A virtualized radio access network (vRAN) is a key part of the 5G network architecture as defined by the 3GPP. And vRAN is getting a lot of attention from network operators because it promises to lower operator capex and opex costs as well as make it possible for them to add new capabilities to the network more quickly.
The growing interest in vRAN has prompted the creation of three different groups — the xRAN Forum, the Telecom Infra Project’s OpenRAN Group, and Cisco’s Open vRAN initiative. All of these groups say they are working to make the RAN more open by using standardized interfaces and white box network elements.
This area seems like a natural fit for the Linux Foundation Networking Fund (LNF). The LFN was formed earlier this year after the Linux Foundation combined six of its open source networking projects into one. Those six initial projects are ONAP, OPNFV, OpenDaylight, FD.io, PNDA, and SNAS.
A Likely Pair
And some operators believe that it is only a matter of time before the Linux Foundation steps in. In a recent interview with Chih-Lin I, Ph.D., chief scientist at China Mobile, she said that ORAN, which is the name of the newly combined xRAN Forum and C-RAN Alliance, has caught the attention of the Linux Foundation, and the group is interested in seeing how ORAN might fit into the LNF.
But so far, the LNF has not announced any plans to get involved in this area. In a statement to SDxCentral, Arpit Joshipura, general manager of networking at the Linux Foundation and executive director of LNF said: “We are always looking at ways to further accelerate and extend the networking ecosystem and will continue to evaluate specific areas of potential growth.”

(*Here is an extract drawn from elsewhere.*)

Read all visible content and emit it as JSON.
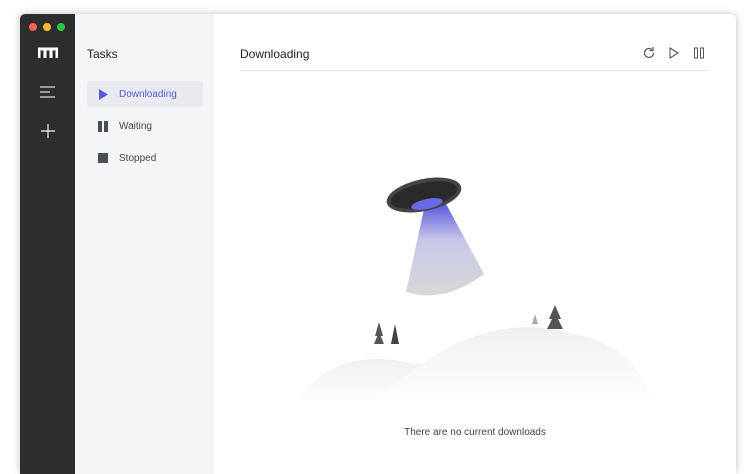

Nevertheless, the LNF is riding high on the success of the Open Network Automation Platform (ONAP), which now enables nearly 60 percent of the world’s mobile subscribers. Platinum members include AT&T, China Mobile, China Telecom, Verizon, Cisco, Ericsson, Orange, IM, VMware, Vodafone, and Bell Canada.